## What needs to be done
Reproduce the records below in their entirety, exactly as shown.

## Provided data
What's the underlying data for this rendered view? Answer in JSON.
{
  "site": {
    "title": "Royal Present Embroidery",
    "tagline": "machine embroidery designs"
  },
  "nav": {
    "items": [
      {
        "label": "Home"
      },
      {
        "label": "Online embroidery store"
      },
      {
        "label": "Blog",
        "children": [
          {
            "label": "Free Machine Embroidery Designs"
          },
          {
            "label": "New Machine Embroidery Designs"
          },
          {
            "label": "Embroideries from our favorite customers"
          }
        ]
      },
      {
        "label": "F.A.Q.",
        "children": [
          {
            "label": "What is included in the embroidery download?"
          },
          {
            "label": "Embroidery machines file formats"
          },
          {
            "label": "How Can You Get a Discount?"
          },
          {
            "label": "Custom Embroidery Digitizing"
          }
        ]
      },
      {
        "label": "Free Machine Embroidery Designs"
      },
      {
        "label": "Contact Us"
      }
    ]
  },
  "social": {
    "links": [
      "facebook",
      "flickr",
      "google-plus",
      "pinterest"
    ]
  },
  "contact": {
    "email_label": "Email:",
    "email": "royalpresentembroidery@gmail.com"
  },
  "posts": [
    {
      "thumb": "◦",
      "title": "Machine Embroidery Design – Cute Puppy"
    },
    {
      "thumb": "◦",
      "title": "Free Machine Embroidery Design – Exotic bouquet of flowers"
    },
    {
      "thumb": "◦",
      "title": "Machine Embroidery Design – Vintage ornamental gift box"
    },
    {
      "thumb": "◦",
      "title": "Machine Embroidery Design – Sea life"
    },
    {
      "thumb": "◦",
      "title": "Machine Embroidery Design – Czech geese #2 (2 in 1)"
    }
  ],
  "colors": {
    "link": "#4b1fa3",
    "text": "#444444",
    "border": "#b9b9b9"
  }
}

## Answer box
What's the underlying data for this rendered view? Answer in JSON.
{
  "site": {
    "title": "Royal Present Embroidery",
    "tagline": "machine embroidery designs"
  },
  "nav": {
    "items": [
      {
        "label": "Home"
      },
      {
        "label": "Online embroidery store"
      },
      {
        "label": "Blog",
        "children": [
          {
            "label": "Free Machine Embroidery Designs"
          },
          {
            "label": "New Machine Embroidery Designs"
          },
          {
            "label": "Embroideries from our favorite customers"
          }
        ]
      },
      {
        "label": "F.A.Q.",
        "children": [
          {
            "label": "What is included in the embroidery download?"
          },
          {
            "label": "Embroidery machines file formats"
          },
          {
            "label": "How Can You Get a Discount?"
          },
          {
            "label": "Custom Embroidery Digitizing"
          }
        ]
      },
      {
        "label": "Free Machine Embroidery Designs"
      },
      {
        "label": "Contact Us"
      }
    ]
  },
  "social": {
    "links": [
      "facebook",
      "flickr",
      "google-plus",
      "pinterest"
    ]
  },
  "contact": {
    "email_label": "Email:",
    "email": "royalpresentembroidery@gmail.com"
  },
  "posts": [
    {
      "thumb": "◦",
      "title": "Machine Embroidery Design – Cute Puppy"
    },
    {
      "thumb": "◦",
      "title": "Free Machine Embroidery Design – Exotic bouquet of flowers"
    },
    {
      "thumb": "◦",
      "title": "Machine Embroidery Design – Vintage ornamental gift box"
    },
    {
      "thumb": "◦",
      "title": "Machine Embroidery Design – Sea life"
    },
    {
      "thumb": "◦",
      "title": "Machine Embroidery Design – Czech geese #2 (2 in 1)"
    }
  ],
  "colors": {
    "link": "#4b1fa3",
    "text": "#444444",
    "border": "#b9b9b9"
  }
}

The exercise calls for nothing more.